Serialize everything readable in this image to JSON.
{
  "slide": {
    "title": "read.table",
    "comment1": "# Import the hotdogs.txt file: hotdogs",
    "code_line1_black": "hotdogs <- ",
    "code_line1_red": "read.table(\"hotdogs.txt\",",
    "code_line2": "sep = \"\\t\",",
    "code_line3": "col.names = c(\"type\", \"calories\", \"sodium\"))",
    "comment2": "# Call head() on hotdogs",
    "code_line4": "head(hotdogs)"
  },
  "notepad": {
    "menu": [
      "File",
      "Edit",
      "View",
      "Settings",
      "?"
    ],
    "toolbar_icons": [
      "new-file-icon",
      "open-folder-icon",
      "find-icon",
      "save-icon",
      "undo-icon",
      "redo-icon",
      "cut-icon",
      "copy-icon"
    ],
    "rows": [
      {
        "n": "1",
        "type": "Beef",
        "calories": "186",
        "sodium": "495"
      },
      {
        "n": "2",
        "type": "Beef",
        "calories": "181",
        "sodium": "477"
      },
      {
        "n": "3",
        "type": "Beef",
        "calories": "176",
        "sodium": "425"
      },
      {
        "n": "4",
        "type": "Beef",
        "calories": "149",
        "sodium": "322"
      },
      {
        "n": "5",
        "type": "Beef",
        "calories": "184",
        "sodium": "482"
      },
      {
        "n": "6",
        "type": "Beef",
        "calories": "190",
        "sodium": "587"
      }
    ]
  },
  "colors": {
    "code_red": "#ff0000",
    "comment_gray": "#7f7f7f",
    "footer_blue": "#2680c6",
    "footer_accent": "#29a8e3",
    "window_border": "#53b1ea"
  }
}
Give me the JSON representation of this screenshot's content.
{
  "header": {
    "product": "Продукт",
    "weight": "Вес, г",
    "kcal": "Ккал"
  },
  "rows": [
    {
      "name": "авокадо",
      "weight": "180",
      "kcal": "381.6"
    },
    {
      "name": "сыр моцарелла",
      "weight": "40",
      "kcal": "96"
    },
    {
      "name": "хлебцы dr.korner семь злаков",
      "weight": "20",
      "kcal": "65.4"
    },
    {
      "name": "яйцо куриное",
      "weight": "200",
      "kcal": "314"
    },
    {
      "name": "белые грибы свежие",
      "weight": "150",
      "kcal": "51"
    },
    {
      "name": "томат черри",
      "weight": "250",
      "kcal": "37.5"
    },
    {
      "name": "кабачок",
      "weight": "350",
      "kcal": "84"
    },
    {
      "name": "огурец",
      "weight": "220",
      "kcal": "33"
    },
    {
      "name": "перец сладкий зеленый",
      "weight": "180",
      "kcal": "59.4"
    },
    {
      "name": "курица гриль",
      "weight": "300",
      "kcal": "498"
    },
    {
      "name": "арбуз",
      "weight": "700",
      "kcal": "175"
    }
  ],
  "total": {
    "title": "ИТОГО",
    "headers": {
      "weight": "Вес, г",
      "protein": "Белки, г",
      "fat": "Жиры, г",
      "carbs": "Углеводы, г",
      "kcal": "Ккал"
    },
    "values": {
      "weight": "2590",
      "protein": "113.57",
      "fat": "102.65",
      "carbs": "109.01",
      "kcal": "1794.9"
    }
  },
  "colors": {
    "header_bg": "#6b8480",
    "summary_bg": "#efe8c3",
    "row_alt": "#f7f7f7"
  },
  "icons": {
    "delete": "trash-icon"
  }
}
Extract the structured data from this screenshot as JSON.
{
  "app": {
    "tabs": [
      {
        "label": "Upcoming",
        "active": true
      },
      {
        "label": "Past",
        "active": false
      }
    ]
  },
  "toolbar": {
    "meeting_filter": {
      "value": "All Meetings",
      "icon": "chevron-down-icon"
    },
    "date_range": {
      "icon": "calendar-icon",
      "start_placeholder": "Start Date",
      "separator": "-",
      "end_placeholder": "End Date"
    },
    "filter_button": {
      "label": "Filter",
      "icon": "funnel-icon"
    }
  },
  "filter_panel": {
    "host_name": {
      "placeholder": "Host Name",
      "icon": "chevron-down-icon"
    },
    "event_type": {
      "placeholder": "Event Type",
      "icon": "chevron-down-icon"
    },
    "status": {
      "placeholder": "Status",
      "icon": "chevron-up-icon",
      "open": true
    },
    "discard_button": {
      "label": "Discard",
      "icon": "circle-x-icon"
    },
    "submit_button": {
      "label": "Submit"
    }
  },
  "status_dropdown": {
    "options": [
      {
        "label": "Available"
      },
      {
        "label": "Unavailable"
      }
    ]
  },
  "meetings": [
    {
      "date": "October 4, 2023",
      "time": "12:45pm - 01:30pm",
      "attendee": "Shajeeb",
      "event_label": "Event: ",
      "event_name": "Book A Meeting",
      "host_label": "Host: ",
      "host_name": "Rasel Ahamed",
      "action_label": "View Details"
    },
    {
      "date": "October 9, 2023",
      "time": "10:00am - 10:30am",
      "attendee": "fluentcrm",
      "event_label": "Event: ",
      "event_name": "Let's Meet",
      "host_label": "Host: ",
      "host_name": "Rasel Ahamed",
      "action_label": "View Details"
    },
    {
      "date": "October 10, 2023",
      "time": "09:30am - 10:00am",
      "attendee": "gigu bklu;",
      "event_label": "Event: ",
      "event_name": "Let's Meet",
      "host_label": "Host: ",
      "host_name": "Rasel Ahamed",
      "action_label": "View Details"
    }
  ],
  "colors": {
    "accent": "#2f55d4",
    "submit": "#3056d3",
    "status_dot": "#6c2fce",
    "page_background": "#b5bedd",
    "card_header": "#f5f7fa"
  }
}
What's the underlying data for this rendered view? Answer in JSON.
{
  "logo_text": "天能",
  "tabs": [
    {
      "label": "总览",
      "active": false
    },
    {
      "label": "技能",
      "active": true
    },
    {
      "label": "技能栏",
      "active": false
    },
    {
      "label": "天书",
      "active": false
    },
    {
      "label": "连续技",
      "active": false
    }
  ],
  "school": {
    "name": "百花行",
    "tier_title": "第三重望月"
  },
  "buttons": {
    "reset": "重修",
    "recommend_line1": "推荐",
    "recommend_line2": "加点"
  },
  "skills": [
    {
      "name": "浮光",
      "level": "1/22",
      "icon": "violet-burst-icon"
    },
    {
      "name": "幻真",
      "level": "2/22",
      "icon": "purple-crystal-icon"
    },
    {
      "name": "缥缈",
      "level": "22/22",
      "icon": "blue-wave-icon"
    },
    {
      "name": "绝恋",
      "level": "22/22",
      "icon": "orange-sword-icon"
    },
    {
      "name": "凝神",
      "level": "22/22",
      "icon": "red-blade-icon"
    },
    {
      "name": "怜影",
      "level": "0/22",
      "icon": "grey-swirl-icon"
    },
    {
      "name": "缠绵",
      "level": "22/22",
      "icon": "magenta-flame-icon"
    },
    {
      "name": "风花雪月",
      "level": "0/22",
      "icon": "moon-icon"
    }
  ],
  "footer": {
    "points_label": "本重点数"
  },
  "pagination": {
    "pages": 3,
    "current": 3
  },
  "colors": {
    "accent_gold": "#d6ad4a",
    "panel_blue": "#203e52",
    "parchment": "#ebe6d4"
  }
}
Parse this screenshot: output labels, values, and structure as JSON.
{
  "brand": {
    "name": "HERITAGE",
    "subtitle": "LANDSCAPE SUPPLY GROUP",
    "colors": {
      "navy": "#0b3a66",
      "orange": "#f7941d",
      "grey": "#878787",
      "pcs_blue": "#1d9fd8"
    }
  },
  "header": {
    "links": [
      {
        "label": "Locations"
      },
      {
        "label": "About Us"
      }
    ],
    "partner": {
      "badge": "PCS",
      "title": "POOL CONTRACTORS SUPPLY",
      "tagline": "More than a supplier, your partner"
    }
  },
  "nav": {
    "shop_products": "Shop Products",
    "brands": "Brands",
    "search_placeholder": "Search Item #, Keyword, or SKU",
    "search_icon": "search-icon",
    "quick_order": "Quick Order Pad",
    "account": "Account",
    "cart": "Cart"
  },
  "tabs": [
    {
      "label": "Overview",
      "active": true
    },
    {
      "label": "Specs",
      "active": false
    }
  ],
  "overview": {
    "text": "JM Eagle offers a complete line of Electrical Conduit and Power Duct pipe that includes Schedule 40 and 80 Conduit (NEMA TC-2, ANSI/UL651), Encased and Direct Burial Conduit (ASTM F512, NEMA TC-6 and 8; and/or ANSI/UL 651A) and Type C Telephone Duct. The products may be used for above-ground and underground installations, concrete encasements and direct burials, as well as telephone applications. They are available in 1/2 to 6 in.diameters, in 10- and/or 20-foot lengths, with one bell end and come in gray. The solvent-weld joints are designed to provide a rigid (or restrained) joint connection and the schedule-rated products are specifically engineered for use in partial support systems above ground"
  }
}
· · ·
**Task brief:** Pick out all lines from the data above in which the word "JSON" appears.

**Task response:**
Serialize everything readable in this image to JSON.
Give me the JSON representation of this screenshot's content.
Extract the structured data from this screenshot as JSON.
What's the underlying data for this rendered view? Answer in JSON.
Parse this screenshot: output labels, values, and structure as JSON.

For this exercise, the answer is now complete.